Gunpoint begins with two adjacent buildings, cross-sectioned and zoomed out, the whole scene visible. Smooth jazz is backed by ambient rainfall when, suddenly, the calm is punctured by a person smashing through the left building’s high window. The trenchcoat wearing figure bounces his fedora-clad head off the opposite apartment’s wall, smashing through the skylight and landing in the lobby below.
Meet your protagonist – Richard Conway, freelance spy. He’s been set up – in the classic noir tradition – to take the fall for a crime he didn’t commit. It’s your job to thwart this plot.
With Richard being a spy-for-hire you generally have a choice of jobs to take to clear your name, which are accessed through his phone between missions. Your communications with Richard’s employers are genuinely funny, with a variety of brilliantly sarcastic retorts available for selection. There’s more character in these sprites than in any David Cage game.

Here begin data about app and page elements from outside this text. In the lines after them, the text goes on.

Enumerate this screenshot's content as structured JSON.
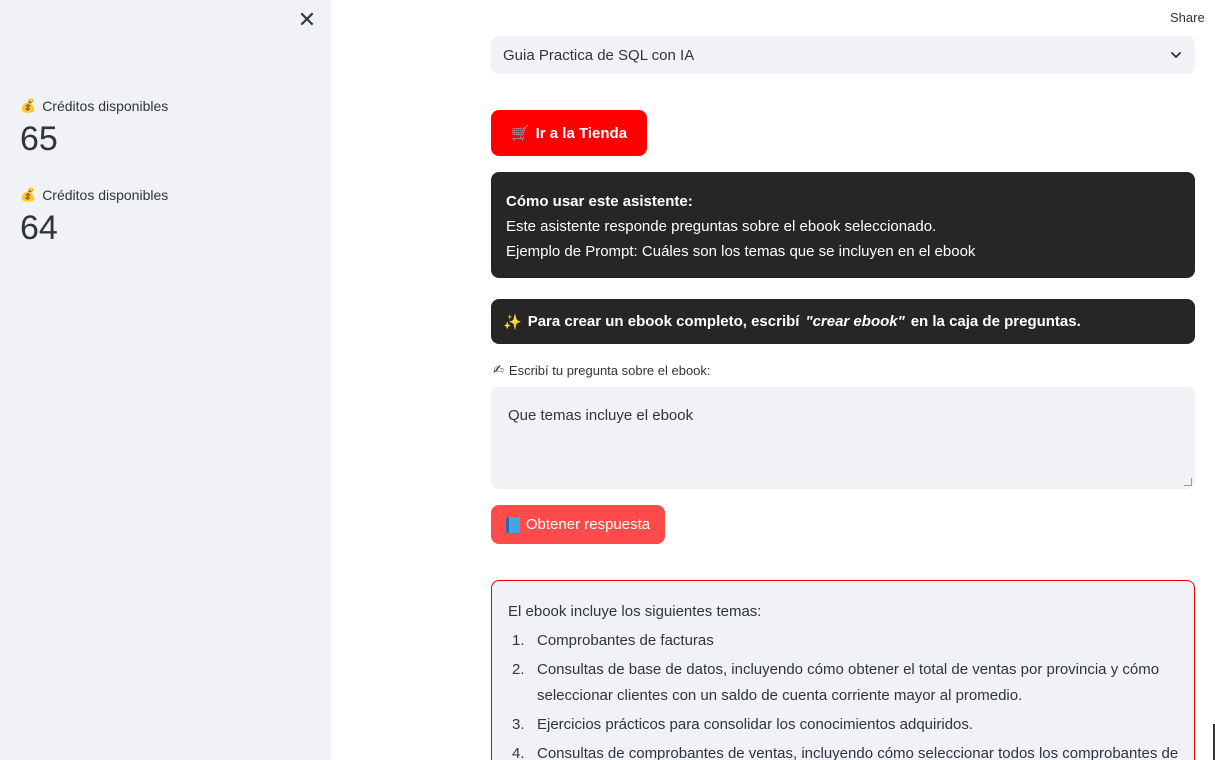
{
  "sidebar": {
    "metrics": [
      {
        "label": "Créditos disponibles",
        "value": "65"
      },
      {
        "label": "Créditos disponibles",
        "value": "64"
      }
    ]
  },
  "header": {
    "share_label": "Share"
  },
  "main": {
    "ebook_select": {
      "value": "Guia Practica de SQL con IA"
    },
    "store_button": {
      "label": "Ir a la Tienda"
    },
    "info": {
      "title": "Cómo usar este asistente:",
      "line1": "Este asistente responde preguntas sobre el ebook seleccionado.",
      "line2": "Ejemplo de Prompt: Cuáles son los temas que se incluyen en el ebook"
    },
    "tip": {
      "before": "Para crear un ebook completo, escribí",
      "keyword": "\"crear ebook\"",
      "after": "en la caja de preguntas."
    },
    "question": {
      "label": "Escribí tu pregunta sobre el ebook:",
      "value": "Que temas incluye el ebook"
    },
    "answer_button": {
      "label": "Obtener respuesta"
    },
    "answer": {
      "intro": "El ebook incluye los siguientes temas:",
      "items": [
        {
          "num": "1.",
          "text": "Comprobantes de facturas"
        },
        {
          "num": "2.",
          "text": "Consultas de base de datos, incluyendo cómo obtener el total de ventas por provincia y cómo seleccionar clientes con un saldo de cuenta corriente mayor al promedio."
        },
        {
          "num": "3.",
          "text": "Ejercicios prácticos para consolidar los conocimientos adquiridos."
        },
        {
          "num": "4.",
          "text": "Consultas de comprobantes de ventas, incluyendo cómo seleccionar todos los comprobantes de"
        }
      ]
    }
  },
  "icons": {
    "close": "close-icon",
    "money": "money-bag-icon",
    "chevron": "chevron-down-icon",
    "store": "shopping-cart-icon",
    "sparkles": "sparkles-icon",
    "writing": "writing-hand-icon",
    "book": "book-icon"
  },
  "colors": {
    "sidebar_bg": "#f0f2f6",
    "store_button": "#ff0000",
    "answer_button": "#ff4b4b",
    "dark_box": "#262626",
    "answer_border": "#e00000"
  }
}
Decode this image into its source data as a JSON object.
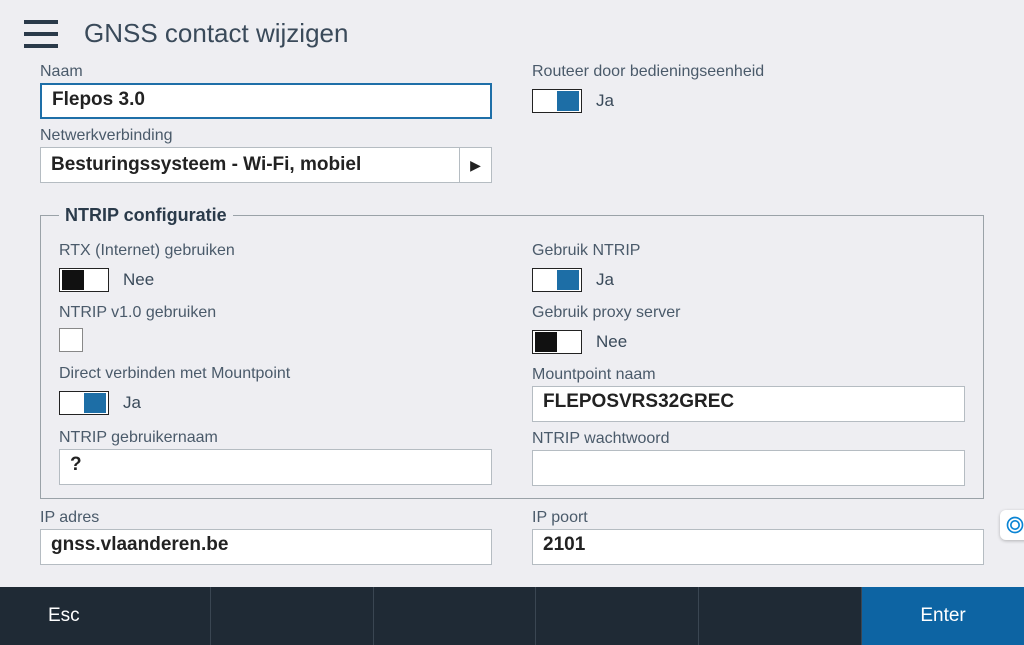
{
  "header": {
    "title": "GNSS contact wijzigen"
  },
  "labels": {
    "name": "Naam",
    "network": "Netwerkverbinding",
    "route": "Routeer door bedieningseenheid",
    "ntrip_legend": "NTRIP configuratie",
    "rtx": "RTX (Internet) gebruiken",
    "ntrip_v1": "NTRIP v1.0 gebruiken",
    "direct_mp": "Direct verbinden met Mountpoint",
    "ntrip_user": "NTRIP gebruikernaam",
    "use_ntrip": "Gebruik NTRIP",
    "proxy": "Gebruik proxy server",
    "mp_name": "Mountpoint naam",
    "ntrip_pass": "NTRIP wachtwoord",
    "ip_addr": "IP adres",
    "ip_port": "IP poort"
  },
  "values": {
    "name": "Flepos 3.0",
    "network": "Besturingssysteem - Wi-Fi, mobiel",
    "route_state": "Ja",
    "rtx_state": "Nee",
    "direct_mp_state": "Ja",
    "ntrip_user": "?",
    "use_ntrip_state": "Ja",
    "proxy_state": "Nee",
    "mp_name": "FLEPOSVRS32GREC",
    "ntrip_pass": "",
    "ip_addr": "gnss.vlaanderen.be",
    "ip_port": "2101"
  },
  "buttons": {
    "esc": "Esc",
    "enter": "Enter"
  }
}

Each mission has the same objective: hack a terminal, then escape via a subway tunnel to the right edge of the screen. It sounds simple, and it is. Especially if your definition of simple is completing a Rubik’s Cube with your face.
Gunpoint begins in a relatively straightforward fashion, teasing its systems before letting you loose. At its core, it’s a game about clinging to walls, being sneaky, pouncing on people and – if you choose – combining these with punching guards in the face until your index finger breaks. The slapstick violence is immediately gratifying, with satisfying slaps and lightning-fast strikes. Every punch is direct and violent, landing as fast as you can click your left mouse button, like a machine gun that fires uncooked steak.
Richard is a nimble fellow, empowered by his Bullfrog Pants, which allow him to jump great distances and fall from any height. He can climb any surface just by jumping into it, like a genetically modified Velcro Man. Jumping is performed by holding down the left mouse button, tracing an arc for the jump. Bounding across the levels feels fantastic, bestowing you with the freedom to move around the world with ease and precision. A red mouse cursor highlights a dangerous location best avoided.
If you’re seen jumping around, you get shot. Not only will the suddenness of it scare the shit out of you every time, but one shot is enough to kill you, heightening the tension. The quick save system is efficient enough for this to not get frustrating, with multiple game states available to load instantly.
Taking the sentries down intelligently is the focus, with the Crosslink adding a strategic twist to the stealthy shenanigans. This allows you to rewire electronics, like cameras and light switches, dragging and tethering them together. You can combine these for hilarious results, with one device triggering the other. At its simplest, you can hook up a light switch on the ground floor to the second floor’s lights, darkening that floor. The guards on the second floor will then try and trigger that floor’s lightswitch – what that is hooked up to is your call.
The trick is to turn sentries into your thralls, especially when the armour-clad Enforcers are introduced. These can’t be pounced on, so you must think of ingenious ways to despatch them. Lure the beefy guard to a window and tackle him through it. Open up a trapdoor beneath him. Lock him in a room. There are countless solutions, most best left discovered on your own. Slapping an ordinary guard with a door hooked up to a light switch never loses its novelty.
Missions increase in complexity in tandem with Richard’s growing arsenal of gadgets. Sound sensors are introduced later on the game and these have you jumping in and out of each building from different sides, calling elevators to trigger the mouse traps you have laid out and setting them off with a satisfying ‘ping’. Success comes by combining stealth with clever manipulation of the level design. Performance is tracked based on a number of criteria, giving it replay value beyond its optional objectives and community-made missions, and a branching story that will keep you coming back.
What makes Gunpoint so good, is how it makes the player feel like a genius. Each solution feels like your own. The game hands you a Swiss Army Knife made out of other, smaller Swiss Army knives and lets you loose in the shed, with ALL the wood. It’s refreshing – in the age of ‘follow the man’ – for a game to trust you within its confines. You’re trusted not to break it. It’s a testament to the quality, with so many complexities to take into account, that it’s rare you get trapped by the level design – if you do, it’s your fault. Gunpoint is a champion of the indie game scene, and should be experienced.
Completed campaign in 3 hours